What to produce — Report every line of the entries that contains the word "Importfehler".

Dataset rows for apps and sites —
***

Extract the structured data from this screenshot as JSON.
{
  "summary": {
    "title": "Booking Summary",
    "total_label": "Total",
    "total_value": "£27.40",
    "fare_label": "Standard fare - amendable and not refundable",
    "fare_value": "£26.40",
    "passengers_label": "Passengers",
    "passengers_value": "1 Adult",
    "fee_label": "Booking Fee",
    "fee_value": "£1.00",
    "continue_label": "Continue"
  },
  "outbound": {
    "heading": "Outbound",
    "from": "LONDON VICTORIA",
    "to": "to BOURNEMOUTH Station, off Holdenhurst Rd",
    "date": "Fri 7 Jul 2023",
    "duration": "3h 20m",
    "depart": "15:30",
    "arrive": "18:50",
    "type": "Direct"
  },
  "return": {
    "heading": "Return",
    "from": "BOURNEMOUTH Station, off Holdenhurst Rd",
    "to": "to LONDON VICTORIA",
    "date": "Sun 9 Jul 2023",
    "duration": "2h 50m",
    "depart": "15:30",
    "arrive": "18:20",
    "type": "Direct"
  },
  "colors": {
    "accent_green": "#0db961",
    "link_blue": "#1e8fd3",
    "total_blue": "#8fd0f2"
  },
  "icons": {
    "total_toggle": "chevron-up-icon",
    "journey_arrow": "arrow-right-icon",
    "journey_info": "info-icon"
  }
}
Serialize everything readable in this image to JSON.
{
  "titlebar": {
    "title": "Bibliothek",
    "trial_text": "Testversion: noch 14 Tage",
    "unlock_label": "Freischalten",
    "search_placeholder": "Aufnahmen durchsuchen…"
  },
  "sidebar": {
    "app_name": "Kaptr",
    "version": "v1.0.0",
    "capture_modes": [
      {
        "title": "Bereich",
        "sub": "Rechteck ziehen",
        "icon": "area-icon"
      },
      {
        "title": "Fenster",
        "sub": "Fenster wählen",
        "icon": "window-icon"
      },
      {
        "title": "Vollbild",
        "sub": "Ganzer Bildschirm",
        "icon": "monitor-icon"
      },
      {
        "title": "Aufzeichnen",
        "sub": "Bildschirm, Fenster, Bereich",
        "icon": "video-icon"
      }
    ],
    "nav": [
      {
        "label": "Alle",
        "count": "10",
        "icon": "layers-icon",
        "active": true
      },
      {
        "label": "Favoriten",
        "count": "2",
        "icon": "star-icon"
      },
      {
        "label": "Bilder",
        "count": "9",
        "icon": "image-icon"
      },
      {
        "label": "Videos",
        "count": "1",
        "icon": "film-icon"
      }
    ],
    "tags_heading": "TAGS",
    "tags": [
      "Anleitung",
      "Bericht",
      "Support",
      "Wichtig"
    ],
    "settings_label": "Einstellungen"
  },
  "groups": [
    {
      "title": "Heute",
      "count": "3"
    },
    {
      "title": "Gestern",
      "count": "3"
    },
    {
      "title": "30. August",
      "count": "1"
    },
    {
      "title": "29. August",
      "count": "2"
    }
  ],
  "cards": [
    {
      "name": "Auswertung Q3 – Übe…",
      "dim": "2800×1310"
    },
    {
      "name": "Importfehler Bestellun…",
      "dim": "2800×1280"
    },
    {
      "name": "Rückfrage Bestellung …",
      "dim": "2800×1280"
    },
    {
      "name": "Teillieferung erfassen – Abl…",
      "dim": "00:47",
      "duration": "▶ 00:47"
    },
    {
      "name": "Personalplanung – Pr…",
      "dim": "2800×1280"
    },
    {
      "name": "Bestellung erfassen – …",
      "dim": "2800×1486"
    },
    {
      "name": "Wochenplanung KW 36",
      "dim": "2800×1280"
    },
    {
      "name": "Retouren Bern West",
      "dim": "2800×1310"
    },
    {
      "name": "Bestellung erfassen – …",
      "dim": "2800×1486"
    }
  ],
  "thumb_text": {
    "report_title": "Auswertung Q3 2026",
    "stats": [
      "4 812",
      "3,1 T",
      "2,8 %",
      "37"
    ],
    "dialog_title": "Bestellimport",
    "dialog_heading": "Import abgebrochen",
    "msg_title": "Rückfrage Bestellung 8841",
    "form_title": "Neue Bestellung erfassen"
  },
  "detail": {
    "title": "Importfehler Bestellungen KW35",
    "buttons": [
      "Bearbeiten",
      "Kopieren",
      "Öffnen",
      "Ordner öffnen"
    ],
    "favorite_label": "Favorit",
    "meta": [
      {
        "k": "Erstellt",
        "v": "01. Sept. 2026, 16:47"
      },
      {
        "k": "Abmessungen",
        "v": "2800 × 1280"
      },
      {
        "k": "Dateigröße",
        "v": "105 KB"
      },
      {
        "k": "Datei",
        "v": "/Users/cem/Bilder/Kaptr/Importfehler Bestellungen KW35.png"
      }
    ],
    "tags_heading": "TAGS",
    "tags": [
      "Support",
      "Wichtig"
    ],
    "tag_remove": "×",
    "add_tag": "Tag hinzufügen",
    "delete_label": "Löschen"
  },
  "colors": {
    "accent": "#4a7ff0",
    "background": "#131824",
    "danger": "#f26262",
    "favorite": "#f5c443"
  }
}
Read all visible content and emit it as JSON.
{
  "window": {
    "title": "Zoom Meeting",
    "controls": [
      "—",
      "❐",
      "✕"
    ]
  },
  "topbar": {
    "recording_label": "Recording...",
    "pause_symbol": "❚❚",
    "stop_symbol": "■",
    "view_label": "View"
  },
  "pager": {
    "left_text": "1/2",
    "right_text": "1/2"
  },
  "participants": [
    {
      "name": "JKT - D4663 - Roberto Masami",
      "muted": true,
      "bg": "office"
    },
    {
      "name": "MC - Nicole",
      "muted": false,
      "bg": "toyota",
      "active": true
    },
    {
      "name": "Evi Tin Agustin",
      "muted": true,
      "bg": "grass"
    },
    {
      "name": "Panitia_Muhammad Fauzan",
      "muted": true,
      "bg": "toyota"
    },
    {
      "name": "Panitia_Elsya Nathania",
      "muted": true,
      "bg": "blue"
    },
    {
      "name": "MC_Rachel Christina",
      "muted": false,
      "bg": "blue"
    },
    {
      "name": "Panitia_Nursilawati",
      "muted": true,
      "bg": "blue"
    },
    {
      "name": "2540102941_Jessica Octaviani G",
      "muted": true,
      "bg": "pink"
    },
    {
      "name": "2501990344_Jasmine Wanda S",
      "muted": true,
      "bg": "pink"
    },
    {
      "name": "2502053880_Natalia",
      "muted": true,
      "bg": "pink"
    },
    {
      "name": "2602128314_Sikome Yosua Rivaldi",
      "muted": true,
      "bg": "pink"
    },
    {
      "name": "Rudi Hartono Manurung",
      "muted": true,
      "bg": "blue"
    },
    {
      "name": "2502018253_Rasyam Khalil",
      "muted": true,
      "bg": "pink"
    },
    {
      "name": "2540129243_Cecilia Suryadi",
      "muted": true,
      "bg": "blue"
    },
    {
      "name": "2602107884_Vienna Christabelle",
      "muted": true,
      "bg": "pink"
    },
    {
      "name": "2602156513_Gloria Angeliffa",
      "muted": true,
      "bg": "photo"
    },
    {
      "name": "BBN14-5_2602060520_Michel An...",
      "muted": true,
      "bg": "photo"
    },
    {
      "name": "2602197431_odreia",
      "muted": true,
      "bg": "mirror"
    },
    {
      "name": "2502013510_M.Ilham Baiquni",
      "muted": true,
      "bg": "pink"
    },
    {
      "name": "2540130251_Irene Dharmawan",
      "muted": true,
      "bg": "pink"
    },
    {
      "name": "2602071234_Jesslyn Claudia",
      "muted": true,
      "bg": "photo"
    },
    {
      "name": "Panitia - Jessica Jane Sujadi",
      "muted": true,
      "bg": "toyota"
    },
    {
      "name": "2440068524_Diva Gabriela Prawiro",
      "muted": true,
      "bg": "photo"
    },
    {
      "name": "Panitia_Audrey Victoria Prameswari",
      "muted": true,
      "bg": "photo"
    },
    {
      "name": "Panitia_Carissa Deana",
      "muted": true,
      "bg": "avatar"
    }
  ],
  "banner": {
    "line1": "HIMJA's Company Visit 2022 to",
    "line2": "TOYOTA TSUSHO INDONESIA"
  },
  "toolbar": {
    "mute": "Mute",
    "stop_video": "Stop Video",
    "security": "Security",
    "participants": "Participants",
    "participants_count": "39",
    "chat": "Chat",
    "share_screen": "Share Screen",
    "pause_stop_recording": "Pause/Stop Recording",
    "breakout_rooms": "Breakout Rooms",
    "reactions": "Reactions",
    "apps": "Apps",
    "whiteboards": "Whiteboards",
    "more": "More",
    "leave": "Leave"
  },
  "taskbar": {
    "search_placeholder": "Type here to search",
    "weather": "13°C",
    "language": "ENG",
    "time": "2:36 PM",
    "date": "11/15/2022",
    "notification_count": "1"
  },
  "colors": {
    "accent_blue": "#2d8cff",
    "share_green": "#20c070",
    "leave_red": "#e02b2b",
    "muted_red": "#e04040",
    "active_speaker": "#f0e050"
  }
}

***

Exercise output —
      "name": "Importfehler Bestellun…",
    "title": "Importfehler Bestellungen KW35",
        "v": "/Users/cem/Bilder/Kaptr/Importfehler Bestellungen KW35.png"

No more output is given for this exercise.